Mumbai: The contests to elect new members of the 227-member cash-rich Brihanmumbai Municipal Corporation (BMC) on Tuesday saw a record 55.28 per cent polling. This is highest ever and over 10 per cent more than the voting percentage in the last elections.
Till the 2017 elections, the polling percent of 49% in the year 1992 was the highest which Mumbai has recorded. Otherwise, India's commercial hub where people are more inclined towards holidaying on polling day than stand in queue to exercise their democratic right, has registered a poll percentage of 44 as an average in last civic elections.
The State Election Commission, NGOs and celebrities, who ran campaigns and issued appeals to voters to come out and exercise their democratic right, must be satisfied that their efforts did not go waste and bore fruits.
While the efforts by this respected lot cannot be undermined, those present in the city on the polling day have different version to narrate the reason behind the record voter turnout on Tuesday. And, for them the reasons varied from area to area, and ward to ward - based on the political preferences of the people residing there.
If areas like Dadar, Prabhadevi and Parel, and also Antop Hill, Kurla, Malad and Bhendi Bazaar witnessed high voter turnout, areas like Dahisar, Borivali, Kandiwali and Ghatkopar were devoid of the enthusiasm on the polling day.
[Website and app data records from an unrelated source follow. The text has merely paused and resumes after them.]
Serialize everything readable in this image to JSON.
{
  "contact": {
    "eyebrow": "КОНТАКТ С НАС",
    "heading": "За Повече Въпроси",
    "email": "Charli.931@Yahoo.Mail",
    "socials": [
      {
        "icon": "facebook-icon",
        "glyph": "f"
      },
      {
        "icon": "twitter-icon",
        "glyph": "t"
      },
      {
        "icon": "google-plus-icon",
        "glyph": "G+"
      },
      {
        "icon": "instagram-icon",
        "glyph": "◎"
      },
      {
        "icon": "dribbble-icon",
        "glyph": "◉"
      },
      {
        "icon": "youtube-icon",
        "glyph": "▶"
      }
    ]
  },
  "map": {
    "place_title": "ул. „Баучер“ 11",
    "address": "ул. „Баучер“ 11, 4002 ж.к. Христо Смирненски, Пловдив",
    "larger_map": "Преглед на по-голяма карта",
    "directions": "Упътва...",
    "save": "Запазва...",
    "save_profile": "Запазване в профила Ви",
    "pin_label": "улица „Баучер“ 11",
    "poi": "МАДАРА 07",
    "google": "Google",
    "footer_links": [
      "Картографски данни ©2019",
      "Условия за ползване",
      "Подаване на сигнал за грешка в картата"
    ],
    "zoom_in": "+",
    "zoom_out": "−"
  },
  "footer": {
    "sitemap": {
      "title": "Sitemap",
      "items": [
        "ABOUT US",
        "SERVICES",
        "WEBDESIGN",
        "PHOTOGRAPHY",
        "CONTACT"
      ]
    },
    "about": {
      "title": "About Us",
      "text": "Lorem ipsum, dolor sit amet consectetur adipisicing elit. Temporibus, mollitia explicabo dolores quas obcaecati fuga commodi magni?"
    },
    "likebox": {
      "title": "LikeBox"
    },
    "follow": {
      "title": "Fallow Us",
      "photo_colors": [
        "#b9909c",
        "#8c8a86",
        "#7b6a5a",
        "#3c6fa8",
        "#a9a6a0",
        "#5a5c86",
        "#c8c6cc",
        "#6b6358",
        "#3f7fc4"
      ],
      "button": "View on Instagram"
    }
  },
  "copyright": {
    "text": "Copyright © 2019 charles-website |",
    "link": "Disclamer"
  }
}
Political activists who kept a watch on the polling day said that areas like Dadar, Prabhadevi and Parel are dominated by the Marathi speaking Maharashtrians, and the reason why they came out in such a large number to vote was because of the emotional appeal by the Shiv Sena - the party which broke alliance with the Bhartiya Janata Party (BJP) and decided to contest the BMC elections alone.
There are some other who say that the Marathi speaking Maharashtrians were visibly angry over the way the BJP was treating the Sena, with some even having a feeling that the former was actually hatching conspiracies to finish off the later. This is why senior Sainiks, retired and more than 60 years of age were seen in many of the wards driving people to the polling booths.
In contrast to this, areas like Dahisar, Borivali, Kandivali and Ghatkopar where Gujaratis are in majority did not come out to vote as they did especially in the 2014 General Elections. Activists who spoke to some of the people in these areas were told that as majority of Gujaratis - considered as BJP supporters, are businessmen and traders, and because they were hit by demonetisation more than any other class, they preferred to remain locked and enjoy the comforts of their home.
It is why the heavy turnout in areas dominated by the Marathi speaking Maharashtrians and stark contrast to this in the areas dominated by Gujaratis has on one hand relieved the Shiv Sena, and on the other, set the alarm bells ringing for the BJP.
But, why areas like Antop Hill, Kurla, Malad, Bhendi Bazaar and other Muslim dominated areas witnessed heavy voter turnout?
Opinions are divided over the reasons behind this surge. While some say it is because of the fiery speeches by the All India Majlis-e-Ittehadul Muslimeen (AIMIM) leaders, especially its Chief Asaduddin Owaisi and his younger brother Akbaruddin Owaisi, some others say Muslims like people in other wards of the city too suffered because of demonetisation and wanted to teach the ruling party a lesson.
However, there was no visible wave among the Muslims in favour of any specific political party say Congress, Nationalist Congress Party (NCP), Samajwadi Party (SP) or the All India Majlis-e-Ittehadul Muslimeen (AIMIM).
Activists who spoke to Muslims in areas dominated by them were told that they were not swayed by any emotional talks, instead they voted keeping in mind the local issues and for the candidates who they thought will help them in providing basic amenities like water, electricity and drainage.
Like in Govandi - the assembly constituency represented by Samajwadi Party (SP) leader Abu Asim Azmi, support was seemingly in favour of Rukhsana Nazim and other SP candidates.
But, in Maloni, Malad which recorded about 54 per cent voter turnout, AIMIM candidate Aaliya Khan believes the support was in her favour.
Likewise, Congress candidates Ashraf Azmi and his wife contesting the polls from ward no 165 and 167 in Kurla feels that majority of the people in the two wards voted for him. Both the wards recorded around 55 per cent voting.
Interestingly, Exit Polls released after the polling also gave the Shiv Sena an edge over the others. According to their assemssents, the Shiv Sena will emerge as the single largest party yet again, bagging 86 to 92 seats. The BJP according to the Exit Polls is second with 80 to 88 seats, Congress is next with 30 to 35 seats.
As per the existing position, Shiv Sena has 75 - maximum number of corporators and ruling the Mumbai Mahanagar Palika in alliance with the BJP which has 31 members.
Congress has a total of 52 members, the Nationalist Congress Party (NCP) has 13 members and others including Abu Asim Azmi led Samajwadi Party (SP) and independents have a total of 28 members.
the AIMIM currently has no member in Mumbai, as the Owaisi led Hyderabad based party is contesting the Mumbai BMC Elections for the first time.